Furniture and laptop: $200
Woman’s clothing and accessories: $100
In the category for “Patents, copyrights, and other intellectual property” she marks “none”. She also lists “none” for any income received in the last three years.These answers may very well cause her to lose her discharge.
Under the Bankruptcy Code, a debtor will not receive a discharge if the debtor knowingly and fraudulently, in or in connection with the case made a false oath or account. Most bankruptcy courts agree that a debtor’s reckless act of failing to disclose a valuable asset is also grounds for denial of a discharge in bankruptcy.

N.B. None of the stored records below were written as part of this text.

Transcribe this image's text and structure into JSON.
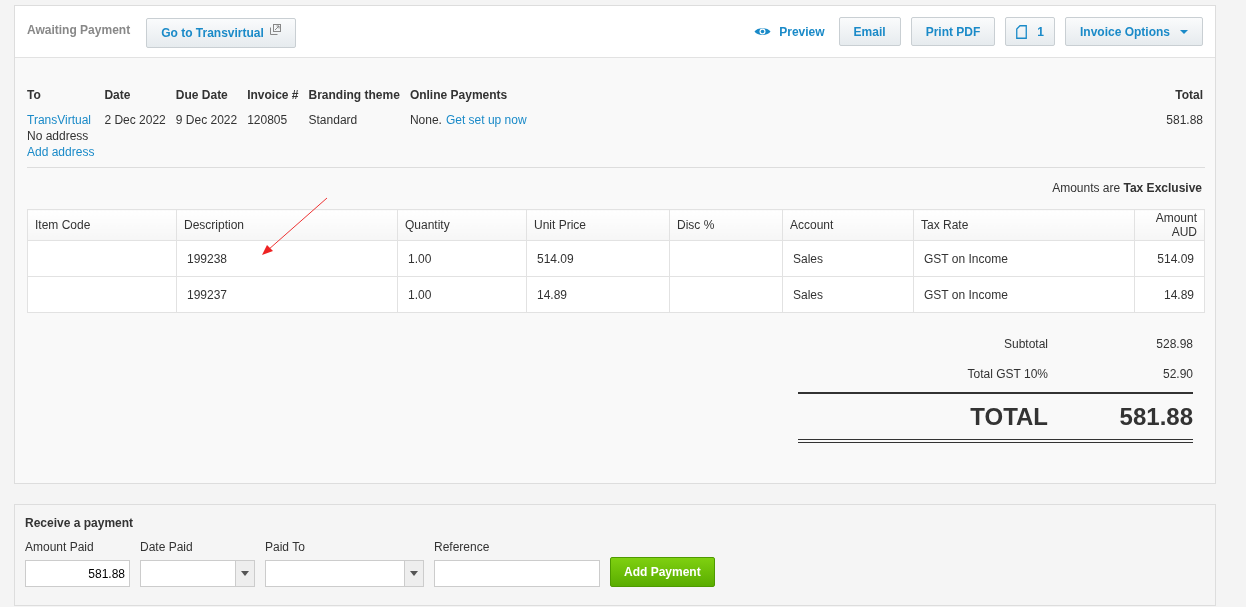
{
  "header": {
    "status": "Awaiting Payment",
    "go_button": "Go to Transvirtual",
    "preview": "Preview",
    "buttons": [
      "Email",
      "Print PDF"
    ],
    "copies": "1",
    "options": "Invoice Options"
  },
  "details": {
    "to": {
      "label": "To",
      "name": "TransVirtual",
      "address": "No address",
      "add_address": "Add address"
    },
    "fields": [
      {
        "label": "Date",
        "value": "2 Dec 2022"
      },
      {
        "label": "Due Date",
        "value": "9 Dec 2022"
      },
      {
        "label": "Invoice #",
        "value": "120805"
      },
      {
        "label": "Branding theme",
        "value": "Standard"
      }
    ],
    "online": {
      "label": "Online Payments",
      "value": "None.",
      "link": "Get set up now"
    },
    "total": {
      "label": "Total",
      "value": "581.88"
    }
  },
  "amounts_note": "Amounts are **Tax Exclusive**",
  "table": {
    "columns": [
      "Item Code",
      "Description",
      "Quantity",
      "Unit Price",
      "Disc %",
      "Account",
      "Tax Rate",
      "Amount AUD"
    ],
    "rows": [
      [
        "",
        "199238",
        "1.00",
        "514.09",
        "",
        "Sales",
        "GST on Income",
        "514.09"
      ],
      [
        "",
        "199237",
        "1.00",
        "14.89",
        "",
        "Sales",
        "GST on Income",
        "14.89"
      ]
    ]
  },
  "totals": {
    "subtotal": {
      "label": "Subtotal",
      "value": "528.98"
    },
    "gst": {
      "label": "Total GST  10%",
      "value": "52.90"
    },
    "total": {
      "label": "TOTAL",
      "value": "581.88"
    }
  },
  "payment": {
    "title": "Receive a payment",
    "fields": [
      {
        "kind": "input",
        "label": "Amount Paid",
        "value": "581.88"
      },
      {
        "kind": "select",
        "label": "Date Paid"
      },
      {
        "kind": "select",
        "label": "Paid To"
      },
      {
        "kind": "text",
        "label": "Reference"
      }
    ],
    "button": "Add Payment"
  }
}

Shortly after the sensational verdict acquitting her of killing her baby daughter Caylee, the Internet burned with a debate over whether Ms. Anthony could sell her story for millions of dollars. Many believed that the public would not pay to hear what they thought would be the lies of a wrongly freed child killer. Others felt that the public’s lurid interest would be irresistible to publishers of tabloids and tell-alls, or reality show producers.

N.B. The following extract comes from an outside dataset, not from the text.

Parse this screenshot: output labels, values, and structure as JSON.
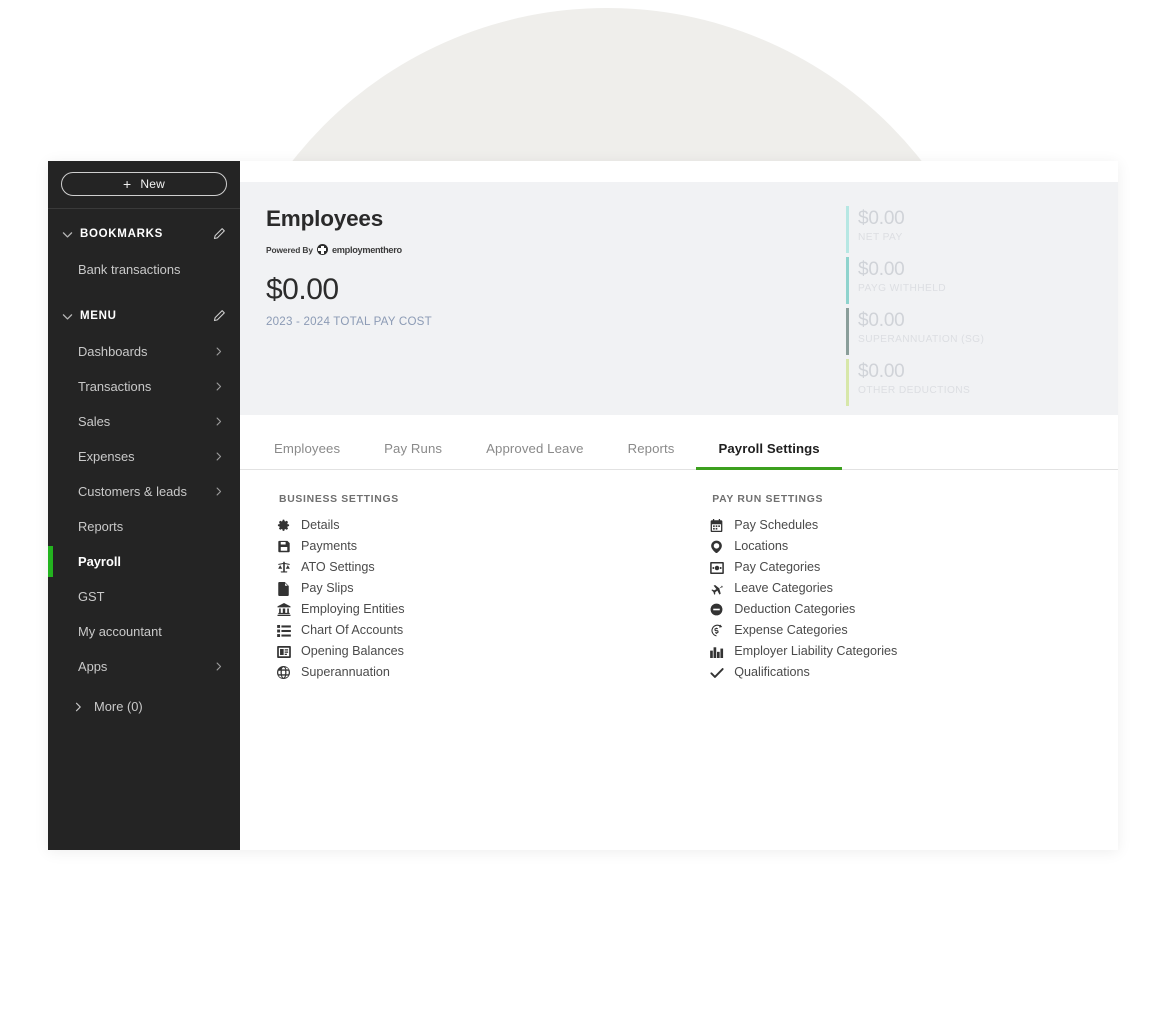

Whether a court believes that Casey Anthony can exploit her fame for millions is not relevant for bankruptcy discharge purposes: certainly she can sell her story for something. Her Statement of Financial Affairs, also filed with the bankruptcy court under penalty of perjury, insists that she has made nothing so far from the intense media interest in her story, and that may also be untrue. Either way, her sworn bankruptcy papers ignore the value to her creditors from a possible book deal, and this is certainly her most valuable asset. For that glaring omission alone, Casey Anthony should be denied a Chapter 7 discharge.